## Notes#

The essay isn’t written in English. I’ve used Google Translate to read and quote.

Commit messages do not help to find problems and their causes

[…] very often I cannot find the commit in which the change I need was made. First, on a line that works erroneously, there are usually several commits, and you need to look at everything. Secondly, this line could be copied from somewhere, in which case its history will be lost.

git log [is a] powerful tool, it can be used to find a commit by a . But ask yourself a question: will you run a gitcommit search if you have an encoding error in your project when executing scripts? No. Most will answer that they will open google , or immediately [Stack Overflow] and there they will look for a solution to the problem. In this case, none git log will help, because this is not the tool that is used to find solutions to a problem. Although I have no doubt that the author of the commit is a smart guy, and gathered the right information to find the problem with encodings.

How could you have done

Test

The very first thing that came to my mind was a test.
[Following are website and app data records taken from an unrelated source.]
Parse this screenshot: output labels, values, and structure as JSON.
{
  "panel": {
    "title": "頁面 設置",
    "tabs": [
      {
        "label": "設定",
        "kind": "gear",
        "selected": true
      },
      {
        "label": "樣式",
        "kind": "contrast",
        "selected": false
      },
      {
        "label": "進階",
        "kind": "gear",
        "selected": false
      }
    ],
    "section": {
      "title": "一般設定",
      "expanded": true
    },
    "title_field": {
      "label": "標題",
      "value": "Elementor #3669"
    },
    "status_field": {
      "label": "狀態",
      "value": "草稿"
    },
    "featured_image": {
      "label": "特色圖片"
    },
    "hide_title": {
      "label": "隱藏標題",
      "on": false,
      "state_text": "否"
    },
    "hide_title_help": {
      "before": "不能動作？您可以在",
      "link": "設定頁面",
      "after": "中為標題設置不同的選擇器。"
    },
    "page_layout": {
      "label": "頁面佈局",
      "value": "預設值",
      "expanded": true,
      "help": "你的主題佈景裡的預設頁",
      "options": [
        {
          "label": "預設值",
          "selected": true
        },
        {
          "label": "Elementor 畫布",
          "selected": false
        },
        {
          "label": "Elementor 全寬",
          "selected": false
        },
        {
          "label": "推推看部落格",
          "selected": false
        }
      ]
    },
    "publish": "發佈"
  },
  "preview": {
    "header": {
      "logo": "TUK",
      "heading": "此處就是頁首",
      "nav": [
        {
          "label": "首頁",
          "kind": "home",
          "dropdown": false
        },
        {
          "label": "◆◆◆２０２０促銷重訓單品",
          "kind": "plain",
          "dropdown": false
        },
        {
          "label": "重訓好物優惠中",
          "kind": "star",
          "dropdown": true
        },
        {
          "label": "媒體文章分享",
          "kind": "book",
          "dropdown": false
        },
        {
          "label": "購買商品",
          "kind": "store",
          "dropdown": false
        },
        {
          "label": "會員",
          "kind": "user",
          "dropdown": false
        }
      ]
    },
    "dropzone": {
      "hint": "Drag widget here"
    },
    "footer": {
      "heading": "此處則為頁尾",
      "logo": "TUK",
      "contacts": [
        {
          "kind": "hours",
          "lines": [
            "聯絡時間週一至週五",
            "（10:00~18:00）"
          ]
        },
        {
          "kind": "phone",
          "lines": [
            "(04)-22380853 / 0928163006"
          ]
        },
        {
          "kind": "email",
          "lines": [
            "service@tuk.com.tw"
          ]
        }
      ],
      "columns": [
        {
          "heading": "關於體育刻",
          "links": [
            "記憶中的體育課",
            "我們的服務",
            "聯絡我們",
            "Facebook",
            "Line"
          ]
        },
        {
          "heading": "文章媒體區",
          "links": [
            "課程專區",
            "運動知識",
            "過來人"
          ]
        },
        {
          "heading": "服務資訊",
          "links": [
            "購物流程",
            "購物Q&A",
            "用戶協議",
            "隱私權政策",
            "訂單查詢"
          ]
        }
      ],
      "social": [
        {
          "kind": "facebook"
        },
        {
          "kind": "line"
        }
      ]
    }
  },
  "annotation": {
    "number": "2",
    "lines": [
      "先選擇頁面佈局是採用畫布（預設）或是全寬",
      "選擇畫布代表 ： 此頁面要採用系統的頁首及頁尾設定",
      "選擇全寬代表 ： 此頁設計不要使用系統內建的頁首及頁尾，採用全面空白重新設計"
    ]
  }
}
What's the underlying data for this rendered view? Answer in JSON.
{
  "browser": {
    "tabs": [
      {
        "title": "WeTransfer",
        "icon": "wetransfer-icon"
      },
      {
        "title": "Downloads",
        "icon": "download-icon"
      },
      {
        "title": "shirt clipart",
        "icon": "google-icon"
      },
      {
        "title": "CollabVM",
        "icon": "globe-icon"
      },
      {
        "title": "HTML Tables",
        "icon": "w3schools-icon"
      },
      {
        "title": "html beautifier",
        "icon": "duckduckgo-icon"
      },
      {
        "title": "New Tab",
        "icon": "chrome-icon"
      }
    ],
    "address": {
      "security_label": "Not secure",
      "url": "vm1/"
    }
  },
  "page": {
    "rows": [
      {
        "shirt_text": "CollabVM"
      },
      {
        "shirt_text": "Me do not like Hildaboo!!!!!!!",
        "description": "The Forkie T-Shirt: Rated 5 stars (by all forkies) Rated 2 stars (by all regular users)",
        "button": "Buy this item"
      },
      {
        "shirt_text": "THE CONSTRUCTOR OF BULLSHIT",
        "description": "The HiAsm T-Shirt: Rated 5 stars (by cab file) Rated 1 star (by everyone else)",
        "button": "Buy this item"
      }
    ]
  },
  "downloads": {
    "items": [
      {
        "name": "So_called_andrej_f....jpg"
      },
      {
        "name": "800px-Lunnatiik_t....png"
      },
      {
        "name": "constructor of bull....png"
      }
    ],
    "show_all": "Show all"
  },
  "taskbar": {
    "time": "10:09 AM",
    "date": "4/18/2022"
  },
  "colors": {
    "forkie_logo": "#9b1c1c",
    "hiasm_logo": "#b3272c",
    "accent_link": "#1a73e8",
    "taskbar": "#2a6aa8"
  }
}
Write a test that will check for new such errors in the project (Den should have written a bash test that would check the encoding in the project files before running all the tests). When configured, CI is a powerful tool for future project participants. If someone in the future wrote one / several (yes, even the entire file) in a different encoding, then he would be stopped by a test that would kindly report the accepted encoding in the project - checkmate.

Documentation

The accepted encoding is a disciplinary rule in the project. Since the project has readme, it was possible to add a paragraph there about the accepted encoding and possible problems if you deviate from this encoding. After all, new people enter the project just through reading readme(usually it says how to run, which versions to use, possible errors, even the changelog of versions can be seen there). Then, faced with a similar error, the project participant would definitely remember the accepted encoding and fix the problem. Leaving documentation of the project discipline rules in commit messages would not have the same effect.

A commit message to change a single character is hard-to-find information. The project once paid for this information, but now it’s worthless, floundering uselessly in a sea of ​​27,000 commits. And the project will have to pay more if a similar problem shoots in the future.